Really? I know it's in TFF, but I could have sworn it was also in TMP. I'll have to check again because I didn't listen to the closing credits this time around after the film was over.
The soundtrack was one of the things I liked in TFF, but I don't want to get ahead of myself.
Another thing I liked about TMP and something that still resonates. It ended on a hopeful note: Star Trek
was back and set for new adventures...
Hmm, we had no idea what was coming...
I came across Run Silent, Run Deep
several years ago when I caught it on TCM. I had heard something of the film and decided to check it out. I thought it was a wonderful film and yet almost right off I could see the parallels with ST-TMP. I couldn't stop thinking about the conflict between Lancaster and Gable and how it was exactly the kind of thing needed in TMP.

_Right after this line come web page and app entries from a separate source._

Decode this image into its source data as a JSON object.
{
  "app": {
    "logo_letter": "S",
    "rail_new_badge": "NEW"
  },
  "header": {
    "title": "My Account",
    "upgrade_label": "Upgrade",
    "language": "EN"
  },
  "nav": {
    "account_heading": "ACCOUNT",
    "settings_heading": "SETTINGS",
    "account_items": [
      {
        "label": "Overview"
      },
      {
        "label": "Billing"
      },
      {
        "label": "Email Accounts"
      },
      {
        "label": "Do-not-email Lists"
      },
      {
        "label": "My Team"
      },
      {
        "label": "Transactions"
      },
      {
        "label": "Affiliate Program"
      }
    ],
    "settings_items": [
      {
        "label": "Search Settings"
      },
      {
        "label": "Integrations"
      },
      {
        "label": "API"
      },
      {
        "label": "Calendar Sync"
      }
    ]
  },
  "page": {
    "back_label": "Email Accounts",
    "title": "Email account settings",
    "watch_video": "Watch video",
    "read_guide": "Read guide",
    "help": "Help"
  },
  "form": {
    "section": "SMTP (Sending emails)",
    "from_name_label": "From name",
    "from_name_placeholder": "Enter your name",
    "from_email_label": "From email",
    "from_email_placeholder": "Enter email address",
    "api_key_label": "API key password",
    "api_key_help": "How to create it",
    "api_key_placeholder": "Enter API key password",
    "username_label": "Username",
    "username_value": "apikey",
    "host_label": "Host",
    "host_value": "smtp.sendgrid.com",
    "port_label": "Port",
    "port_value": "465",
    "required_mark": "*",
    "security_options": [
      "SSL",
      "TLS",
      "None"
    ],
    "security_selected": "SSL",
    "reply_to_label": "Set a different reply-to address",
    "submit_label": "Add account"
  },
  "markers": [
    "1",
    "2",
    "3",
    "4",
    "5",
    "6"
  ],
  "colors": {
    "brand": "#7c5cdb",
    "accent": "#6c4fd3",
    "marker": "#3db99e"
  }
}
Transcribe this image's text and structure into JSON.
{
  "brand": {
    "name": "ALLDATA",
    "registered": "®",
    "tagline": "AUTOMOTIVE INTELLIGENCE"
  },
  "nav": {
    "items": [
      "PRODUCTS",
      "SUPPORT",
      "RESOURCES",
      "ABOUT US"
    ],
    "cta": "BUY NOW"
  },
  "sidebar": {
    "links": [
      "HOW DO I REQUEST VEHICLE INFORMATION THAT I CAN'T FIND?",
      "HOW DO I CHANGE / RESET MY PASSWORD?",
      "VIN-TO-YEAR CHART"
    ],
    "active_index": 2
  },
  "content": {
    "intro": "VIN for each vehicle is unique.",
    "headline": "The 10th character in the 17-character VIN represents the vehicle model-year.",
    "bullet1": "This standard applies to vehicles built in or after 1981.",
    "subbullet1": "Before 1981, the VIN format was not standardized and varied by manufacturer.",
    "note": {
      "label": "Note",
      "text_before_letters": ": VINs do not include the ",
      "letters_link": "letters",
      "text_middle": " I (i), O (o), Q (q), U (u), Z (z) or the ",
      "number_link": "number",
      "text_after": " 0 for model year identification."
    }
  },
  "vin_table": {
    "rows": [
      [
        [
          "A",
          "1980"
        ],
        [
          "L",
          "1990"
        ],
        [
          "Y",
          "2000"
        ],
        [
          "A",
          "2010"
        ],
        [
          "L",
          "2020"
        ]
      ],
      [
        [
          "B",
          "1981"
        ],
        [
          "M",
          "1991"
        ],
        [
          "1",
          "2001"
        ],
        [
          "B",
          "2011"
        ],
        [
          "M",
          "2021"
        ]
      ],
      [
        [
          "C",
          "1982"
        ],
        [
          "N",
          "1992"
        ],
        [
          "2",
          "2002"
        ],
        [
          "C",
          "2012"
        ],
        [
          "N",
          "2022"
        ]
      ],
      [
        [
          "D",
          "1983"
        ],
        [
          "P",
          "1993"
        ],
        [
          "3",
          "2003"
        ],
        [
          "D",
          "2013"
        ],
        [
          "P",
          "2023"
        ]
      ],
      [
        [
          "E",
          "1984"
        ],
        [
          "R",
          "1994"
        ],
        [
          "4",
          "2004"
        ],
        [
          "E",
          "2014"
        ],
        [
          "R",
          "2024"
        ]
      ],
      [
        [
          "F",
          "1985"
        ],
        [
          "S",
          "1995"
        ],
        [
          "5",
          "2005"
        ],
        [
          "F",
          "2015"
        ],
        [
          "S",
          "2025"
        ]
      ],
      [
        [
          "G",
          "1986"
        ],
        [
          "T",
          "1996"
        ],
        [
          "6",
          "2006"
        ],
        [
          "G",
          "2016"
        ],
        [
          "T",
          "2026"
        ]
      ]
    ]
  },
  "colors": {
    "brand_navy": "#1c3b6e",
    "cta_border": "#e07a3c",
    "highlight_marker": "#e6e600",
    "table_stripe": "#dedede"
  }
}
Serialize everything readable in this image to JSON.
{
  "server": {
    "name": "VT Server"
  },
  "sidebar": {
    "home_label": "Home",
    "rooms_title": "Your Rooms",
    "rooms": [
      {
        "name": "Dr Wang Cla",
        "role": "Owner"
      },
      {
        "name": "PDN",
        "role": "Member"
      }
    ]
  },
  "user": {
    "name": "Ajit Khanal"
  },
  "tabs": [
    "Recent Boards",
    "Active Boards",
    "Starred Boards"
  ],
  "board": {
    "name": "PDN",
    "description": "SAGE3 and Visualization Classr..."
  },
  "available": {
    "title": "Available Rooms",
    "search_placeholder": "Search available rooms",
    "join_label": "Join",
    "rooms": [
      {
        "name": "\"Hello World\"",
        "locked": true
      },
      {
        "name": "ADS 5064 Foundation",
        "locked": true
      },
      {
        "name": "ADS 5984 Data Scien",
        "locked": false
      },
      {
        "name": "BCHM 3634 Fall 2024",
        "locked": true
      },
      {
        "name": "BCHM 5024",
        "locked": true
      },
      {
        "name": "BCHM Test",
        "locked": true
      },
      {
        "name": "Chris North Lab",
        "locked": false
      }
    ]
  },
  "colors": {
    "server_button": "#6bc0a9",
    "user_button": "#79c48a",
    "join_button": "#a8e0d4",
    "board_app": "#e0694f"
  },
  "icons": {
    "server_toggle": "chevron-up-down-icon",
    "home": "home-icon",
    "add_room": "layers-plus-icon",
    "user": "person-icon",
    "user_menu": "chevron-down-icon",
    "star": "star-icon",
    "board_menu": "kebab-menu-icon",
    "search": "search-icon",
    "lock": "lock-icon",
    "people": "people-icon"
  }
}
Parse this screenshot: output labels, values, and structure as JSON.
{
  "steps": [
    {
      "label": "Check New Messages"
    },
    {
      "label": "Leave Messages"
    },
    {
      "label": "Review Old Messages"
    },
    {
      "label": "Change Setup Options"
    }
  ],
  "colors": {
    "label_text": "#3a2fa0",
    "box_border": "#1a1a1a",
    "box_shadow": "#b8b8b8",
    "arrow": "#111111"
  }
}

I do have another reservation about TMP and thats the casting of Stephen Collins. I simply thought he was a wet blanket with no screen presence. He isn't horrible, but he's just there. Instead of having some measure of conviction he seemed more like, "Wah! You took my ship away! Wahhh!"
Of course he could only work with what he was given. It also didn't helped to be photographed in that silly one-piece uniform. I don't mind the TMP uniforms in general, but the one-piece outfit was lousy.
What the film does illustrate is that if Decker had been in command it would have been game over. Kirk's instincts were in form and he knew when to push forward and when to stand pat. Decker was so over cautious he was near paralyzed. Decker would have still been considering his next move after Vger had already sterilized the Earth.
Decker represents an idea Roddenberry referenced in his novelization of the film: the emergence of a new humanity that felt somewhat apart from the "throwbacks" of Starfleet. The new humans were supposedly more evolved intellectually and spiritually(?) then the old-fashioned humans, many of whom felt more at home in Starfleet. Roddenberry's idea was that many of the new humans made lousy Starfleet officers because they were too easily swayed by "higher" forms of life with supposedly higher levels of consciousness. Oldstyle humanity (as represented by Kirk and crew) proved themselves better suited for encountering the unknown since they tended to have a stronger sense of self, a stronger sense of identity and not so easily swayed by new ideas. Older humans were more skeptical.
Maybe it was just New Age babble of the time, but it had an interesting ring to it. The new humans apparently weren't comfortable with some of the military aspects of Starfleet. In some ways this idea seems to have been raised again in early TNG as evidenced by Picard initially being quite hesitant to appear the least provocative with other life forms.